Please reproduce each of the entries below exactly as they appear.

·····

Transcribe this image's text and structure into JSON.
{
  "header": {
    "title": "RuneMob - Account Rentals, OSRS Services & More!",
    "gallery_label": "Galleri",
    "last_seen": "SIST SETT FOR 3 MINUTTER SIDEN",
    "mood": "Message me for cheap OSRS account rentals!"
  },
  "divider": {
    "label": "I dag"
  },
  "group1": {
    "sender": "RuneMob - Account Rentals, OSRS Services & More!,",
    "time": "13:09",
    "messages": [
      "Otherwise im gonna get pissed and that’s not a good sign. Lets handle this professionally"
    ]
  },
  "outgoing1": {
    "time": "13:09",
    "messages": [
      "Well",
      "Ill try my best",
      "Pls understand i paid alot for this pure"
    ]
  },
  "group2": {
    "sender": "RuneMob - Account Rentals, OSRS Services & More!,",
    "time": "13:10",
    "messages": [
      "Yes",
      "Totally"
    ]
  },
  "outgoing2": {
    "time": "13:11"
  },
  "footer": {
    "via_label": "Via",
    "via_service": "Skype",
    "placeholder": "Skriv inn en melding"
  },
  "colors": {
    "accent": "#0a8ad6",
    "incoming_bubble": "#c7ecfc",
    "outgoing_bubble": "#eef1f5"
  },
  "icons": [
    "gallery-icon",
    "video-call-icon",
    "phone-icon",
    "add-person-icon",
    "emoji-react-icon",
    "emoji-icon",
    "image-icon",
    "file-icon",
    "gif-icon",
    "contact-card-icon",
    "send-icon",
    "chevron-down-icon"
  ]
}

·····

YOUR SOLUTION:
Transcribe this image's text and structure into JSON.
{
  "header": {
    "title": "RuneMob - Account Rentals, OSRS Services & More!",
    "gallery_label": "Galleri",
    "last_seen": "SIST SETT FOR 3 MINUTTER SIDEN",
    "mood": "Message me for cheap OSRS account rentals!"
  },
  "divider": {
    "label": "I dag"
  },
  "group1": {
    "sender": "RuneMob - Account Rentals, OSRS Services & More!,",
    "time": "13:09",
    "messages": [
      "Otherwise im gonna get pissed and that’s not a good sign. Lets handle this professionally"
    ]
  },
  "outgoing1": {
    "time": "13:09",
    "messages": [
      "Well",
      "Ill try my best",
      "Pls understand i paid alot for this pure"
    ]
  },
  "group2": {
    "sender": "RuneMob - Account Rentals, OSRS Services & More!,",
    "time": "13:10",
    "messages": [
      "Yes",
      "Totally"
    ]
  },
  "outgoing2": {
    "time": "13:11"
  },
  "footer": {
    "via_label": "Via",
    "via_service": "Skype",
    "placeholder": "Skriv inn en melding"
  },
  "colors": {
    "accent": "#0a8ad6",
    "incoming_bubble": "#c7ecfc",
    "outgoing_bubble": "#eef1f5"
  },
  "icons": [
    "gallery-icon",
    "video-call-icon",
    "phone-icon",
    "add-person-icon",
    "emoji-react-icon",
    "emoji-icon",
    "image-icon",
    "file-icon",
    "gif-icon",
    "contact-card-icon",
    "send-icon",
    "chevron-down-icon"
  ]
}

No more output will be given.